Sirius XM - Be Careful What You Wish For

| About: Sirius XM (SIRI)

Sirius XM Radio (NASDAQ:SIRI) announced a $2 billion share buyback late last year. At that time, Liberty Media (NASDAQ:LMCA) had not yet received permission from the FCC to take control of Sirius XM, and to keep the buyback from pushing Liberty to over 50% ownership, the announcement included the following language:

Liberty Media Corporation, the beneficial owner of approximately 49.8% of the company's stock, has indicated that it will participate in the company's share repurchases on a pro rata basis so that its relative ownership interest will not be affected by the program.

On Jan. 3, Liberty received FCC approval to take de jure control and within the next two weeks purchased sufficient shares to go to majority, as well as took steps to install its own board of directors. While this was taking place, the buyback was on hold. During the February conference call, Sirius XM CFO David Frear made the following comments regarding the share buyback:

In our earnings release this morning, we announced that Liberty Media is not required to participate in our stock buybacks.

He later added:

Two things. When we announced the program in December, we were pretty close to earnings. And so the advice we had was to stay out of the market until we had gotten kind of the material nonpublic information into the marketplace, which I think we effectively do with this call and getting the K filed. You know, with respect to Liberty, when we originally announced the program Liberty was under 50%. We announced that they would be participating pro ratas so as not to accrete their ownership. You know, given that they've gone into the marketplace and they have gone over 50%, that there doesn't seem to be any structural reason why the board should, for instance, insist on their pro rata participation. So it's left to their discretion to participate in a manner that they feel is best for their business.

Feb. 4 was the day before the earnings announcement, and the buyback had not begun at that time. Did it begin between the announcement and the close of the first quarter? For the past four years, Sirius XM released first-quarter earnings during the first week in May. At that time, investors will find out whether any shares were purchased during the first quarter.

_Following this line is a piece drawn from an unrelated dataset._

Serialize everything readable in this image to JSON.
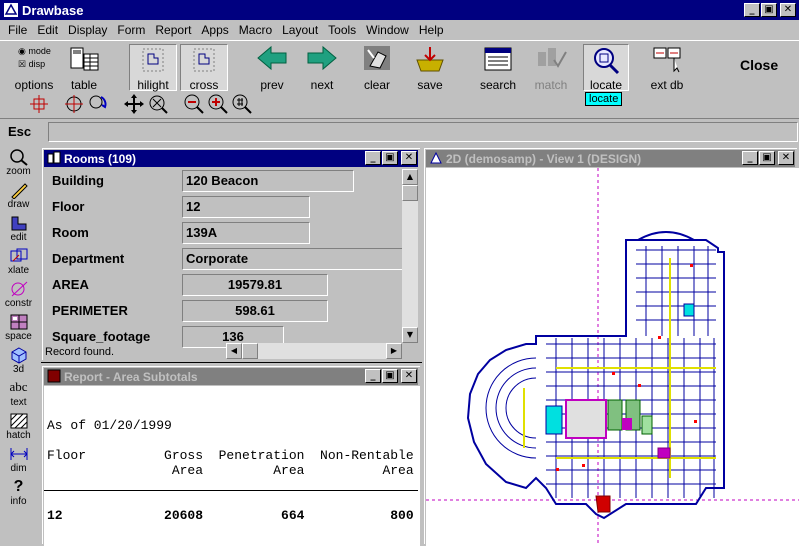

There have been a variety of interesting articles and comments on Seeking Alpha about the share buyback, whether or not it has begun, and its impact. Many think that the buyback has to be great because it will reduce the number of shares outstanding, result in greater earnings and free cash flow per share, create increased demand for the shares, squeeze the shorts, and lead to a higher share price. Even Frear seems to fall into that camp. On the call referenced above, he said:

Free cash flow per share is also growing at a rapid rate and it will grow faster as we begin to buy back stock. Based on our reported fully diluted shares and free cash flow, free cash flow per share grew from roughly 6.4 cents in 2011 to 10.3 cents in 2012.

Now, just for the sake of argument, if you assumed retire about 600 million shares in our $2 billion buyback program and assume our guidance of approaching $900 million in free cash flow for 2013, free cash flow per share would trend towards $0.15 or roughly 40% growth over 2012's level.

There are studies that suggest share buybacks often do not benefit investors. It should also be pointed out that even with the hypothetical buyback in Frear's comment, the rate of free cash flow growth has declined from more than 60% the previous year to "roughly 40%." The growth without the buyback would be to 13.6 cents (or 32%) - and possibly higher, depending on how much interest expense impacted the $900 million of free cash flow as a result of drawing down the revolver.

If it has begun, one would think Sirius investors should be overjoyed. After all, the price has declined 6% from the $3.17 closing price on Feb. 4. That means that Sirius XM has been able to buy back shares cheaply and the reduction in shares will be even greater than anticipated.

But if it has begun, why hasn't the demand driven the share price higher? And why haven't the shorts been squeezed?


I have made no secret of the fact that I am not a big fan of share buybacks, preferring dividends instead. However, Liberty likes share buybacks, and has bought back lots of its own shares. And since they are in charge, I am resigned to the fact that Sirius XM will be buying back shares, and lots of them. Probably close to 2 billion shares to allow Liberty to sell into the buyback, maintain control and eventually execute a Reverse Morris Trust.

From that perspective, if the buyback has begun and a significant number of shares were repurchased without driving the price higher, I view that as a good thing. And if that buyback has begun, my only question to the others who were expecting the buyback to result in a higher share price and a short squeeze is: "Did you get what you wished for?"

Disclosure: I am long SIRI. In addition to my long positions, I have January 2014 $3.50 covered calls written against many of my long positions in SIRI. I may close and reopen my covered call position at any time. I also trade blocks of SIRI on a regular basis. I wrote this article myself, and it expresses my own opinions. I am not receiving compensation for it (other than from Seeking Alpha). I have no business relationship with any company whose stock is mentioned in this article.